- [Exercise details]:
Retyping all the entries exactly is the whole task.

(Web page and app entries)
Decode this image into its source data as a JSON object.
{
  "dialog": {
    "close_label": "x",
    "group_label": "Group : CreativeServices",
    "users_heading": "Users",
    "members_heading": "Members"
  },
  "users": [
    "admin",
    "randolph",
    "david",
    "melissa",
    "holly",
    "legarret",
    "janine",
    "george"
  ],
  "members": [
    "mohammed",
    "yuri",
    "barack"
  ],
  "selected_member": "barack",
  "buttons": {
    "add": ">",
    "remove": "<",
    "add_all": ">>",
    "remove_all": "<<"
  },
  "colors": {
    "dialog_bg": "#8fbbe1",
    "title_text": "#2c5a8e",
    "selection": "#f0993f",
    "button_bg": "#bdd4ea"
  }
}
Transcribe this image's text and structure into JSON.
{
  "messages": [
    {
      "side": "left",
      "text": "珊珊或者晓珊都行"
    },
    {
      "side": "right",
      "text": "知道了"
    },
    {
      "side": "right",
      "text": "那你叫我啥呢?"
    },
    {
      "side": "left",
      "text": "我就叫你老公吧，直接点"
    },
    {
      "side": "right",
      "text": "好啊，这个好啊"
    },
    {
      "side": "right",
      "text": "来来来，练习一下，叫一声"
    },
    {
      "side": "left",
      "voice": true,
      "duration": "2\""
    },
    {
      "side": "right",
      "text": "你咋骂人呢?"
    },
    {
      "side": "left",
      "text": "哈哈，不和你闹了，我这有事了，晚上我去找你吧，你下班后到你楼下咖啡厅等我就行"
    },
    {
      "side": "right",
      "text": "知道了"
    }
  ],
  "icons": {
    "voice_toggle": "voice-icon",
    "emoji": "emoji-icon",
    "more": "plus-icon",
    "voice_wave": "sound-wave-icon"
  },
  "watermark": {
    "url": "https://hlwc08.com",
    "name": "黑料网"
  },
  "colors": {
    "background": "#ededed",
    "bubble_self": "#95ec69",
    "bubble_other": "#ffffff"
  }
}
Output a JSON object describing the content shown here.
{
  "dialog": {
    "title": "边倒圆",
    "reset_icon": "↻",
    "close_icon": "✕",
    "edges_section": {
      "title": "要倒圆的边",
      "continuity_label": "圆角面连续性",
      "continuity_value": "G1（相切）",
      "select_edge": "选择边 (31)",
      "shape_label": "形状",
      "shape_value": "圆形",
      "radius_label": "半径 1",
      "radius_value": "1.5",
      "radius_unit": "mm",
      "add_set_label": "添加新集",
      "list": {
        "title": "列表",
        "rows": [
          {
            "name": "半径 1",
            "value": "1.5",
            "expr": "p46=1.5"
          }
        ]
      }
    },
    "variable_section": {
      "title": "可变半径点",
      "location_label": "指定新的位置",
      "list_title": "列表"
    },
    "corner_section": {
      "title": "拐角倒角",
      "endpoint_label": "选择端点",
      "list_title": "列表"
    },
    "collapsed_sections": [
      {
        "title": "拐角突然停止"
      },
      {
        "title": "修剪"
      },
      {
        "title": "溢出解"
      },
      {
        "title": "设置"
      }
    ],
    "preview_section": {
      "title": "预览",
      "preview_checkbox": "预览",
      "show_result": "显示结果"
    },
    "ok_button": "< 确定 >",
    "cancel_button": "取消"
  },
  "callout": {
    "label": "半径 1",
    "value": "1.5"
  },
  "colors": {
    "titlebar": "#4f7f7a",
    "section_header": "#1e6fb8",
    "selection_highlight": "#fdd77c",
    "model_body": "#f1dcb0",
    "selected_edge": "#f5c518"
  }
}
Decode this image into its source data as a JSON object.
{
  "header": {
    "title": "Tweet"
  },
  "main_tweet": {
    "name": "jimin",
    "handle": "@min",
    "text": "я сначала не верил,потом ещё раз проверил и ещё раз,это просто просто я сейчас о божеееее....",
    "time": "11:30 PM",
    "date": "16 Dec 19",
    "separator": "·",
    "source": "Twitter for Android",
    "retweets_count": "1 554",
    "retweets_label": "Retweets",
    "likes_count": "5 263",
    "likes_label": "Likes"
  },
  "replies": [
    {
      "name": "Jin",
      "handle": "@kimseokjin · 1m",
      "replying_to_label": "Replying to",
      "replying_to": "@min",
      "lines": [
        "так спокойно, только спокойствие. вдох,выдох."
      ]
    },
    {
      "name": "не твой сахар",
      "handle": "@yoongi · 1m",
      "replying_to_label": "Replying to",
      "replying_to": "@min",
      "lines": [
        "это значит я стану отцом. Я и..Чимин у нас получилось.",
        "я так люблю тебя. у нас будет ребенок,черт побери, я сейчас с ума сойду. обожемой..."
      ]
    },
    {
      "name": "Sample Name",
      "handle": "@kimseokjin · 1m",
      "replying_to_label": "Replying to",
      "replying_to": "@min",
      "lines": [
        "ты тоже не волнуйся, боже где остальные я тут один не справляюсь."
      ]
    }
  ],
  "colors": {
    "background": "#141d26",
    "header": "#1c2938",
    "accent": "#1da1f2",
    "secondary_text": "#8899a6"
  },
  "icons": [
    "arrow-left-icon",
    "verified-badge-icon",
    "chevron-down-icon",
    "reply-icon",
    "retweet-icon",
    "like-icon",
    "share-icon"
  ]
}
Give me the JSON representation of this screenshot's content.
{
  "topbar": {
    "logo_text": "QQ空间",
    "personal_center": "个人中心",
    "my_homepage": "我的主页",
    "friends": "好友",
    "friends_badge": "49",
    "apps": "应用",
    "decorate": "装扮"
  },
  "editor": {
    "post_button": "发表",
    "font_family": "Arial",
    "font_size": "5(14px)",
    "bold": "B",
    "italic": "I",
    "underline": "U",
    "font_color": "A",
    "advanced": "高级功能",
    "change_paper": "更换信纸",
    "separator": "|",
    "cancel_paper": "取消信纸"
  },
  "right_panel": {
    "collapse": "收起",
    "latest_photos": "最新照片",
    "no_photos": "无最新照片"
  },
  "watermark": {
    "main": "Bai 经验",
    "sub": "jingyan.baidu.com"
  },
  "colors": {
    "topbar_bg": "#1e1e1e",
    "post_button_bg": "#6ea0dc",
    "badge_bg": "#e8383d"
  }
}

- [Result for this exercise]:
Decode this image into its source data as a JSON object.
{
  "dialog": {
    "close_label": "x",
    "group_label": "Group : CreativeServices",
    "users_heading": "Users",
    "members_heading": "Members"
  },
  "users": [
    "admin",
    "randolph",
    "david",
    "melissa",
    "holly",
    "legarret",
    "janine",
    "george"
  ],
  "members": [
    "mohammed",
    "yuri",
    "barack"
  ],
  "selected_member": "barack",
  "buttons": {
    "add": ">",
    "remove": "<",
    "add_all": ">>",
    "remove_all": "<<"
  },
  "colors": {
    "dialog_bg": "#8fbbe1",
    "title_text": "#2c5a8e",
    "selection": "#f0993f",
    "button_bg": "#bdd4ea"
  }
}
Transcribe this image's text and structure into JSON.
{
  "messages": [
    {
      "side": "left",
      "text": "珊珊或者晓珊都行"
    },
    {
      "side": "right",
      "text": "知道了"
    },
    {
      "side": "right",
      "text": "那你叫我啥呢?"
    },
    {
      "side": "left",
      "text": "我就叫你老公吧，直接点"
    },
    {
      "side": "right",
      "text": "好啊，这个好啊"
    },
    {
      "side": "right",
      "text": "来来来，练习一下，叫一声"
    },
    {
      "side": "left",
      "voice": true,
      "duration": "2\""
    },
    {
      "side": "right",
      "text": "你咋骂人呢?"
    },
    {
      "side": "left",
      "text": "哈哈，不和你闹了，我这有事了，晚上我去找你吧，你下班后到你楼下咖啡厅等我就行"
    },
    {
      "side": "right",
      "text": "知道了"
    }
  ],
  "icons": {
    "voice_toggle": "voice-icon",
    "emoji": "emoji-icon",
    "more": "plus-icon",
    "voice_wave": "sound-wave-icon"
  },
  "watermark": {
    "url": "https://hlwc08.com",
    "name": "黑料网"
  },
  "colors": {
    "background": "#ededed",
    "bubble_self": "#95ec69",
    "bubble_other": "#ffffff"
  }
}
Output a JSON object describing the content shown here.
{
  "dialog": {
    "title": "边倒圆",
    "reset_icon": "↻",
    "close_icon": "✕",
    "edges_section": {
      "title": "要倒圆的边",
      "continuity_label": "圆角面连续性",
      "continuity_value": "G1（相切）",
      "select_edge": "选择边 (31)",
      "shape_label": "形状",
      "shape_value": "圆形",
      "radius_label": "半径 1",
      "radius_value": "1.5",
      "radius_unit": "mm",
      "add_set_label": "添加新集",
      "list": {
        "title": "列表",
        "rows": [
          {
            "name": "半径 1",
            "value": "1.5",
            "expr": "p46=1.5"
          }
        ]
      }
    },
    "variable_section": {
      "title": "可变半径点",
      "location_label": "指定新的位置",
      "list_title": "列表"
    },
    "corner_section": {
      "title": "拐角倒角",
      "endpoint_label": "选择端点",
      "list_title": "列表"
    },
    "collapsed_sections": [
      {
        "title": "拐角突然停止"
      },
      {
        "title": "修剪"
      },
      {
        "title": "溢出解"
      },
      {
        "title": "设置"
      }
    ],
    "preview_section": {
      "title": "预览",
      "preview_checkbox": "预览",
      "show_result": "显示结果"
    },
    "ok_button": "< 确定 >",
    "cancel_button": "取消"
  },
  "callout": {
    "label": "半径 1",
    "value": "1.5"
  },
  "colors": {
    "titlebar": "#4f7f7a",
    "section_header": "#1e6fb8",
    "selection_highlight": "#fdd77c",
    "model_body": "#f1dcb0",
    "selected_edge": "#f5c518"
  }
}
Decode this image into its source data as a JSON object.
{
  "header": {
    "title": "Tweet"
  },
  "main_tweet": {
    "name": "jimin",
    "handle": "@min",
    "text": "я сначала не верил,потом ещё раз проверил и ещё раз,это просто просто я сейчас о божеееее....",
    "time": "11:30 PM",
    "date": "16 Dec 19",
    "separator": "·",
    "source": "Twitter for Android",
    "retweets_count": "1 554",
    "retweets_label": "Retweets",
    "likes_count": "5 263",
    "likes_label": "Likes"
  },
  "replies": [
    {
      "name": "Jin",
      "handle": "@kimseokjin · 1m",
      "replying_to_label": "Replying to",
      "replying_to": "@min",
      "lines": [
        "так спокойно, только спокойствие. вдох,выдох."
      ]
    },
    {
      "name": "не твой сахар",
      "handle": "@yoongi · 1m",
      "replying_to_label": "Replying to",
      "replying_to": "@min",
      "lines": [
        "это значит я стану отцом. Я и..Чимин у нас получилось.",
        "я так люблю тебя. у нас будет ребенок,черт побери, я сейчас с ума сойду. обожемой..."
      ]
    },
    {
      "name": "Sample Name",
      "handle": "@kimseokjin · 1m",
      "replying_to_label": "Replying to",
      "replying_to": "@min",
      "lines": [
        "ты тоже не волнуйся, боже где остальные я тут один не справляюсь."
      ]
    }
  ],
  "colors": {
    "background": "#141d26",
    "header": "#1c2938",
    "accent": "#1da1f2",
    "secondary_text": "#8899a6"
  },
  "icons": [
    "arrow-left-icon",
    "verified-badge-icon",
    "chevron-down-icon",
    "reply-icon",
    "retweet-icon",
    "like-icon",
    "share-icon"
  ]
}
Give me the JSON representation of this screenshot's content.
{
  "topbar": {
    "logo_text": "QQ空间",
    "personal_center": "个人中心",
    "my_homepage": "我的主页",
    "friends": "好友",
    "friends_badge": "49",
    "apps": "应用",
    "decorate": "装扮"
  },
  "editor": {
    "post_button": "发表",
    "font_family": "Arial",
    "font_size": "5(14px)",
    "bold": "B",
    "italic": "I",
    "underline": "U",
    "font_color": "A",
    "advanced": "高级功能",
    "change_paper": "更换信纸",
    "separator": "|",
    "cancel_paper": "取消信纸"
  },
  "right_panel": {
    "collapse": "收起",
    "latest_photos": "最新照片",
    "no_photos": "无最新照片"
  },
  "watermark": {
    "main": "Bai 经验",
    "sub": "jingyan.baidu.com"
  },
  "colors": {
    "topbar_bg": "#1e1e1e",
    "post_button_bg": "#6ea0dc",
    "badge_bg": "#e8383d"
  }
}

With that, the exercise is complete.